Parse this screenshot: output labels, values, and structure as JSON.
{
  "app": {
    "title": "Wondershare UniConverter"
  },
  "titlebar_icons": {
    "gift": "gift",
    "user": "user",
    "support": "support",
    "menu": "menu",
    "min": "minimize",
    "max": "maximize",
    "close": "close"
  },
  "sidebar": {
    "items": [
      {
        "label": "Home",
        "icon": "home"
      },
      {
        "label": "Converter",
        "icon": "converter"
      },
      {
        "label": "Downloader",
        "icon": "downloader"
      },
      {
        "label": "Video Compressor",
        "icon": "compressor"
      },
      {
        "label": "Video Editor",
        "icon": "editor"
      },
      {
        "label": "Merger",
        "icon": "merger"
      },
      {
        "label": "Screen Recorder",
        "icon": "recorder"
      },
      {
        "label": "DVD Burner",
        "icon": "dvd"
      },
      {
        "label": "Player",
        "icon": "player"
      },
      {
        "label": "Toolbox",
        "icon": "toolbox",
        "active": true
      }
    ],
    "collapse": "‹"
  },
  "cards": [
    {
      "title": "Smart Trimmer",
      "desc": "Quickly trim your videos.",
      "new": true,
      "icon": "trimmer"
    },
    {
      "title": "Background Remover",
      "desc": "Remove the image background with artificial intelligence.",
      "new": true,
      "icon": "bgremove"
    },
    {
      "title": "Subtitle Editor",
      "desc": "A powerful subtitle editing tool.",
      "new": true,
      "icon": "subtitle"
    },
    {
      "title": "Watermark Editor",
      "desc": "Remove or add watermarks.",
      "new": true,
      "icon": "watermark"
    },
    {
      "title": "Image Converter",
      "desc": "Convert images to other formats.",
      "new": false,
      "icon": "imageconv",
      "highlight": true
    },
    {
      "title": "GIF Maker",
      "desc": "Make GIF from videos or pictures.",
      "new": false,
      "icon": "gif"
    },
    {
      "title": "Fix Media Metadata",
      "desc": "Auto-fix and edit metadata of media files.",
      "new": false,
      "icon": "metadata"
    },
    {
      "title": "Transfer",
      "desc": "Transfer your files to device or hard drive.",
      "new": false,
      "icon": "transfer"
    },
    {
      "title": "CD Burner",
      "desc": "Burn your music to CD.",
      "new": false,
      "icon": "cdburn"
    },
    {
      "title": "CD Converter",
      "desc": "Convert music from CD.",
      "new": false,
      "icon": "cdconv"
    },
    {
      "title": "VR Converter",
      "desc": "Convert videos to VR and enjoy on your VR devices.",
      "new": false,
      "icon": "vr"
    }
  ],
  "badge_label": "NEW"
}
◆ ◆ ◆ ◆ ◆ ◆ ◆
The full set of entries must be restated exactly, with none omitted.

Parse this screenshot: output labels, values, and structure as JSON.
{
  "app": {
    "title": "Wondershare UniConverter"
  },
  "titlebar_icons": {
    "gift": "gift",
    "user": "user",
    "support": "support",
    "menu": "menu",
    "min": "minimize",
    "max": "maximize",
    "close": "close"
  },
  "sidebar": {
    "items": [
      {
        "label": "Home",
        "icon": "home"
      },
      {
        "label": "Converter",
        "icon": "converter"
      },
      {
        "label": "Downloader",
        "icon": "downloader"
      },
      {
        "label": "Video Compressor",
        "icon": "compressor"
      },
      {
        "label": "Video Editor",
        "icon": "editor"
      },
      {
        "label": "Merger",
        "icon": "merger"
      },
      {
        "label": "Screen Recorder",
        "icon": "recorder"
      },
      {
        "label": "DVD Burner",
        "icon": "dvd"
      },
      {
        "label": "Player",
        "icon": "player"
      },
      {
        "label": "Toolbox",
        "icon": "toolbox",
        "active": true
      }
    ],
    "collapse": "‹"
  },
  "cards": [
    {
      "title": "Smart Trimmer",
      "desc": "Quickly trim your videos.",
      "new": true,
      "icon": "trimmer"
    },
    {
      "title": "Background Remover",
      "desc": "Remove the image background with artificial intelligence.",
      "new": true,
      "icon": "bgremove"
    },
    {
      "title": "Subtitle Editor",
      "desc": "A powerful subtitle editing tool.",
      "new": true,
      "icon": "subtitle"
    },
    {
      "title": "Watermark Editor",
      "desc": "Remove or add watermarks.",
      "new": true,
      "icon": "watermark"
    },
    {
      "title": "Image Converter",
      "desc": "Convert images to other formats.",
      "new": false,
      "icon": "imageconv",
      "highlight": true
    },
    {
      "title": "GIF Maker",
      "desc": "Make GIF from videos or pictures.",
      "new": false,
      "icon": "gif"
    },
    {
      "title": "Fix Media Metadata",
      "desc": "Auto-fix and edit metadata of media files.",
      "new": false,
      "icon": "metadata"
    },
    {
      "title": "Transfer",
      "desc": "Transfer your files to device or hard drive.",
      "new": false,
      "icon": "transfer"
    },
    {
      "title": "CD Burner",
      "desc": "Burn your music to CD.",
      "new": false,
      "icon": "cdburn"
    },
    {
      "title": "CD Converter",
      "desc": "Convert music from CD.",
      "new": false,
      "icon": "cdconv"
    },
    {
      "title": "VR Converter",
      "desc": "Convert videos to VR and enjoy on your VR devices.",
      "new": false,
      "icon": "vr"
    }
  ],
  "badge_label": "NEW"
}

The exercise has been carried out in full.